simexample <- perfcheck(S = 20, method = "LPSMALA",
serial_interval = c(0.2, 0.4, 0.2, 0.1, 0.1),
scenario = 3, ci_level = 0.95,  seed = 1234,
dist = "negbin", overdisp = 1000,
themetype = "gray")

## Comparing LPSMALA vs EpiEstim in S=20 replications (epidemic T=50 days)
## Mean Bias on days 8-50:
## -- EpiLPS mean Bias: 0.00117
## -- EpiEstim mean Bias: -0.01485
## Mean MSE on days 8-50:
## -- EpiLPS mean MSE:   0.01053
## -- EpiEstim mean MSE: 0.07618
## Mean credible interval coverage on days 8-50 (nominal level: 95 %):
## -- EpiLPS mean coverage:   94.76744
## -- EpiEstim mean coverage: 30.11628
## -- EpiLPS mean CI width: 0.39
## -- EpiEstim mean CI width: 0.3
## Incidence of cases generated from a negative binomial distribution.
## Overdispersion parameter value: 1000.
## EpiEstim window size: 7 day(s).
## Average values computed over period t=8 to T=50.
## Penalty order for P-splines: 2.
## Parameters for the Gamma prior on dispersion parameter: a=10 b=10.

## Package version

This is version 1.0.7 (2023-01-17) - “Thunderlight”.

## Acknowledgments

This project is funded by the European Union’s Research and Innovation Action under the H2020 work programme, EpiPose (grant number 101003688).

EpiLPS: a fast and flexible Bayesian tool for estimation of the time-varying reproduction number.
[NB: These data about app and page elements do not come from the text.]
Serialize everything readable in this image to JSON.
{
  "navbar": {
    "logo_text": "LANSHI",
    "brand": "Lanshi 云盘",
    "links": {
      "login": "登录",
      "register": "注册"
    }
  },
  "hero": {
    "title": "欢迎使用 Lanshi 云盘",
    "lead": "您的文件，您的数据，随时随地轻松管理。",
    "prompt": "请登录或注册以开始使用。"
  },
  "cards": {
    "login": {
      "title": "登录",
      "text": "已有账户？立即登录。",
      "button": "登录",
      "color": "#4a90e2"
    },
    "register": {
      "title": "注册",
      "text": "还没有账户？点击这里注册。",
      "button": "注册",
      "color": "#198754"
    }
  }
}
Copyright (C) 2021-2023 Oswaldo Gressani.

This program is free software: you can redistribute it and/or modify it under the terms of the GNU General Public License as published by the Free Software Foundation, either version 3 of the License, or (at your option) any later version.

This program is distributed in the hope that it will be useful, but WITHOUT ANY WARRANTY; without even the implied warranty of MERCHANTABILITY or FITNESS FOR A PARTICULAR PURPOSE. See the GNU General Public License for more details.

You should have received a copy of the GNU General Public License along with this program. If not, see https://www.gnu.org/licenses/.

## References

Gressani, O., Wallinga, J., Althaus, C. L., Hens, N. and Faes, C. (2022). EpiLPS: A fast and flexible Bayesian tool for estimation of the time-varying reproduction number. PLoS Comput Biol 18(10): e1010618. https://doi.org/10.1371/journal.pcbi.1010618

White, L. F., Moser, C. B., Thompson, R. N., & Pagano, M. (2021). Statistical estimation of the reproductive number from case notification data. American Journal of Epidemiology, 190(4), 611-620.

Fraser C (2007) Estimating Individual and Household Reproduction Numbers in an Emerging Epidemic. PLoS ONE 2(8): e758. https://doi.org/10.1371/journal.pone.0000758

Cori, A., Ferguson, N.M., Fraser, C., Cauchemez, S. (2013) A new framework and software to estimate time-varying reproduction numbers during epidemics, American Journal of Epidemiology, 178(9), 1505–1512. https://doi.org/10.1093/aje/kwt133